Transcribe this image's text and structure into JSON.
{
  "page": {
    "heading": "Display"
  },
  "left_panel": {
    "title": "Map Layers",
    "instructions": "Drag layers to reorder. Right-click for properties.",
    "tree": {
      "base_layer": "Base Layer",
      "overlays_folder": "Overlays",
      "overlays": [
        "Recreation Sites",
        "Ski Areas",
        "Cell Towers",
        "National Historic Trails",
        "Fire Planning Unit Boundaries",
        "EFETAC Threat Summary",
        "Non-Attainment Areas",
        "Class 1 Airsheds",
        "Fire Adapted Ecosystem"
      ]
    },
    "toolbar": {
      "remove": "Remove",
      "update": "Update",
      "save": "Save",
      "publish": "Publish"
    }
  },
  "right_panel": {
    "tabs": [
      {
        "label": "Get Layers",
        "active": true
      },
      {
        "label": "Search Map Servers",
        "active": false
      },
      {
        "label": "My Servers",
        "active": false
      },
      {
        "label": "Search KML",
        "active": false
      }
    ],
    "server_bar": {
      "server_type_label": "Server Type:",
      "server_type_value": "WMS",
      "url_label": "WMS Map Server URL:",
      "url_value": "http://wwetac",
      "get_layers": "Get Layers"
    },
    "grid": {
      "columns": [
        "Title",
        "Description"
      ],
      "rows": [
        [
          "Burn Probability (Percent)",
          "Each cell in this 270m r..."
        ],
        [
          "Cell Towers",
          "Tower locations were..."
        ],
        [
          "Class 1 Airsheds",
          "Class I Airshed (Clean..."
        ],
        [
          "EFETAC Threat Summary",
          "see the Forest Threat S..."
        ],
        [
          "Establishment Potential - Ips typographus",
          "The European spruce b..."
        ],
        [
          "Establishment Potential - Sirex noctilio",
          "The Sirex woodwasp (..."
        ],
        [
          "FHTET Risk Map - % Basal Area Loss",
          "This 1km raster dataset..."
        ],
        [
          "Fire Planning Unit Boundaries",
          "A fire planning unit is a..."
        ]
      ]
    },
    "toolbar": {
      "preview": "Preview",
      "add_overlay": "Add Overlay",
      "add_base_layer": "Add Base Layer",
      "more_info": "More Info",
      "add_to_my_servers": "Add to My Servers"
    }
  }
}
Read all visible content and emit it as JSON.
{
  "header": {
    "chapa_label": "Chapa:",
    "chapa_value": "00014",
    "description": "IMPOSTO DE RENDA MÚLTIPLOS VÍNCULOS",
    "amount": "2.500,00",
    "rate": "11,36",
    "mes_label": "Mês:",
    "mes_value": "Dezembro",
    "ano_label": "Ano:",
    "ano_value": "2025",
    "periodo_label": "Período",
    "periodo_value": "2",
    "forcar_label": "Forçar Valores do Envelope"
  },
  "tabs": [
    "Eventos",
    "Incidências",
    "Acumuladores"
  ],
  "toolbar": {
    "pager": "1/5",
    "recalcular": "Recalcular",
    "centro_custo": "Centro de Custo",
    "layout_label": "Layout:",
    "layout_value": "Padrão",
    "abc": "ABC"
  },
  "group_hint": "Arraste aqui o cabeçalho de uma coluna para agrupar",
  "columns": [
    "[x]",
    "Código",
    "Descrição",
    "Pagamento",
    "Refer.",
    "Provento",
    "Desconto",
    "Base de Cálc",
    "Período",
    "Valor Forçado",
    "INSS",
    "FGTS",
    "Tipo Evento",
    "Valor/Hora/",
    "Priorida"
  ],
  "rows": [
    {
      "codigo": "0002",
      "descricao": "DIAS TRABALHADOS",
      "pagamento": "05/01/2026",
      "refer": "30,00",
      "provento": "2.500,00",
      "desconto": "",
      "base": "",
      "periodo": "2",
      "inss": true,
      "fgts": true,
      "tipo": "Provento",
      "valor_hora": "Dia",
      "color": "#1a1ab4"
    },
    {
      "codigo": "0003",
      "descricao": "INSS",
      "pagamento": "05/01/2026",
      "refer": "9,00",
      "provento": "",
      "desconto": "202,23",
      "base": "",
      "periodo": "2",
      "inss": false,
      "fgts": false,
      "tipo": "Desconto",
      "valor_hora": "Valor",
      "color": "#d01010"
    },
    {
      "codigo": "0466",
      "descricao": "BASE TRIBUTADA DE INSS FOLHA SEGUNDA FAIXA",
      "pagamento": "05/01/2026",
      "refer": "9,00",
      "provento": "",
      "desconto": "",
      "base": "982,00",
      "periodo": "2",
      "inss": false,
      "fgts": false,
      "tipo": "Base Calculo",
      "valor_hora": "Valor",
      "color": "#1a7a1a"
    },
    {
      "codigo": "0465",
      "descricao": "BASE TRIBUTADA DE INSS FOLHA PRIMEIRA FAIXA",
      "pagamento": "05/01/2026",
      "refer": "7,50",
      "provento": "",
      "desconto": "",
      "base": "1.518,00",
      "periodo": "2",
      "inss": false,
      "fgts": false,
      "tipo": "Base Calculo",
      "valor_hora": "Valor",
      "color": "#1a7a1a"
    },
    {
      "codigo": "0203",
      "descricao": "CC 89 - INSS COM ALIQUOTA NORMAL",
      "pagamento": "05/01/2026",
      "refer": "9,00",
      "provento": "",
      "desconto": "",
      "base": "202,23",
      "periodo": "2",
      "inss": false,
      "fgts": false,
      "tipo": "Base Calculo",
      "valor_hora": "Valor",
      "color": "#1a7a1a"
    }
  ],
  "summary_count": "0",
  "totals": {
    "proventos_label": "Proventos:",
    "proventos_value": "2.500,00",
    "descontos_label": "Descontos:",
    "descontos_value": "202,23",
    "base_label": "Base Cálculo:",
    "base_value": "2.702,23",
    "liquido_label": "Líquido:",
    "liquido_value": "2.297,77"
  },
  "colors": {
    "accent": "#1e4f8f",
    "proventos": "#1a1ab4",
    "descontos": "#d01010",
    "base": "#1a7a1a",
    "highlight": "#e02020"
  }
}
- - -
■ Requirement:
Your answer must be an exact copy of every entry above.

■ Answer area:
Transcribe this image's text and structure into JSON.
{
  "page": {
    "heading": "Display"
  },
  "left_panel": {
    "title": "Map Layers",
    "instructions": "Drag layers to reorder. Right-click for properties.",
    "tree": {
      "base_layer": "Base Layer",
      "overlays_folder": "Overlays",
      "overlays": [
        "Recreation Sites",
        "Ski Areas",
        "Cell Towers",
        "National Historic Trails",
        "Fire Planning Unit Boundaries",
        "EFETAC Threat Summary",
        "Non-Attainment Areas",
        "Class 1 Airsheds",
        "Fire Adapted Ecosystem"
      ]
    },
    "toolbar": {
      "remove": "Remove",
      "update": "Update",
      "save": "Save",
      "publish": "Publish"
    }
  },
  "right_panel": {
    "tabs": [
      {
        "label": "Get Layers",
        "active": true
      },
      {
        "label": "Search Map Servers",
        "active": false
      },
      {
        "label": "My Servers",
        "active": false
      },
      {
        "label": "Search KML",
        "active": false
      }
    ],
    "server_bar": {
      "server_type_label": "Server Type:",
      "server_type_value": "WMS",
      "url_label": "WMS Map Server URL:",
      "url_value": "http://wwetac",
      "get_layers": "Get Layers"
    },
    "grid": {
      "columns": [
        "Title",
        "Description"
      ],
      "rows": [
        [
          "Burn Probability (Percent)",
          "Each cell in this 270m r..."
        ],
        [
          "Cell Towers",
          "Tower locations were..."
        ],
        [
          "Class 1 Airsheds",
          "Class I Airshed (Clean..."
        ],
        [
          "EFETAC Threat Summary",
          "see the Forest Threat S..."
        ],
        [
          "Establishment Potential - Ips typographus",
          "The European spruce b..."
        ],
        [
          "Establishment Potential - Sirex noctilio",
          "The Sirex woodwasp (..."
        ],
        [
          "FHTET Risk Map - % Basal Area Loss",
          "This 1km raster dataset..."
        ],
        [
          "Fire Planning Unit Boundaries",
          "A fire planning unit is a..."
        ]
      ]
    },
    "toolbar": {
      "preview": "Preview",
      "add_overlay": "Add Overlay",
      "add_base_layer": "Add Base Layer",
      "more_info": "More Info",
      "add_to_my_servers": "Add to My Servers"
    }
  }
}
Read all visible content and emit it as JSON.
{
  "header": {
    "chapa_label": "Chapa:",
    "chapa_value": "00014",
    "description": "IMPOSTO DE RENDA MÚLTIPLOS VÍNCULOS",
    "amount": "2.500,00",
    "rate": "11,36",
    "mes_label": "Mês:",
    "mes_value": "Dezembro",
    "ano_label": "Ano:",
    "ano_value": "2025",
    "periodo_label": "Período",
    "periodo_value": "2",
    "forcar_label": "Forçar Valores do Envelope"
  },
  "tabs": [
    "Eventos",
    "Incidências",
    "Acumuladores"
  ],
  "toolbar": {
    "pager": "1/5",
    "recalcular": "Recalcular",
    "centro_custo": "Centro de Custo",
    "layout_label": "Layout:",
    "layout_value": "Padrão",
    "abc": "ABC"
  },
  "group_hint": "Arraste aqui o cabeçalho de uma coluna para agrupar",
  "columns": [
    "[x]",
    "Código",
    "Descrição",
    "Pagamento",
    "Refer.",
    "Provento",
    "Desconto",
    "Base de Cálc",
    "Período",
    "Valor Forçado",
    "INSS",
    "FGTS",
    "Tipo Evento",
    "Valor/Hora/",
    "Priorida"
  ],
  "rows": [
    {
      "codigo": "0002",
      "descricao": "DIAS TRABALHADOS",
      "pagamento": "05/01/2026",
      "refer": "30,00",
      "provento": "2.500,00",
      "desconto": "",
      "base": "",
      "periodo": "2",
      "inss": true,
      "fgts": true,
      "tipo": "Provento",
      "valor_hora": "Dia",
      "color": "#1a1ab4"
    },
    {
      "codigo": "0003",
      "descricao": "INSS",
      "pagamento": "05/01/2026",
      "refer": "9,00",
      "provento": "",
      "desconto": "202,23",
      "base": "",
      "periodo": "2",
      "inss": false,
      "fgts": false,
      "tipo": "Desconto",
      "valor_hora": "Valor",
      "color": "#d01010"
    },
    {
      "codigo": "0466",
      "descricao": "BASE TRIBUTADA DE INSS FOLHA SEGUNDA FAIXA",
      "pagamento": "05/01/2026",
      "refer": "9,00",
      "provento": "",
      "desconto": "",
      "base": "982,00",
      "periodo": "2",
      "inss": false,
      "fgts": false,
      "tipo": "Base Calculo",
      "valor_hora": "Valor",
      "color": "#1a7a1a"
    },
    {
      "codigo": "0465",
      "descricao": "BASE TRIBUTADA DE INSS FOLHA PRIMEIRA FAIXA",
      "pagamento": "05/01/2026",
      "refer": "7,50",
      "provento": "",
      "desconto": "",
      "base": "1.518,00",
      "periodo": "2",
      "inss": false,
      "fgts": false,
      "tipo": "Base Calculo",
      "valor_hora": "Valor",
      "color": "#1a7a1a"
    },
    {
      "codigo": "0203",
      "descricao": "CC 89 - INSS COM ALIQUOTA NORMAL",
      "pagamento": "05/01/2026",
      "refer": "9,00",
      "provento": "",
      "desconto": "",
      "base": "202,23",
      "periodo": "2",
      "inss": false,
      "fgts": false,
      "tipo": "Base Calculo",
      "valor_hora": "Valor",
      "color": "#1a7a1a"
    }
  ],
  "summary_count": "0",
  "totals": {
    "proventos_label": "Proventos:",
    "proventos_value": "2.500,00",
    "descontos_label": "Descontos:",
    "descontos_value": "202,23",
    "base_label": "Base Cálculo:",
    "base_value": "2.702,23",
    "liquido_label": "Líquido:",
    "liquido_value": "2.297,77"
  },
  "colors": {
    "accent": "#1e4f8f",
    "proventos": "#1a1ab4",
    "descontos": "#d01010",
    "base": "#1a7a1a",
    "highlight": "#e02020"
  }
}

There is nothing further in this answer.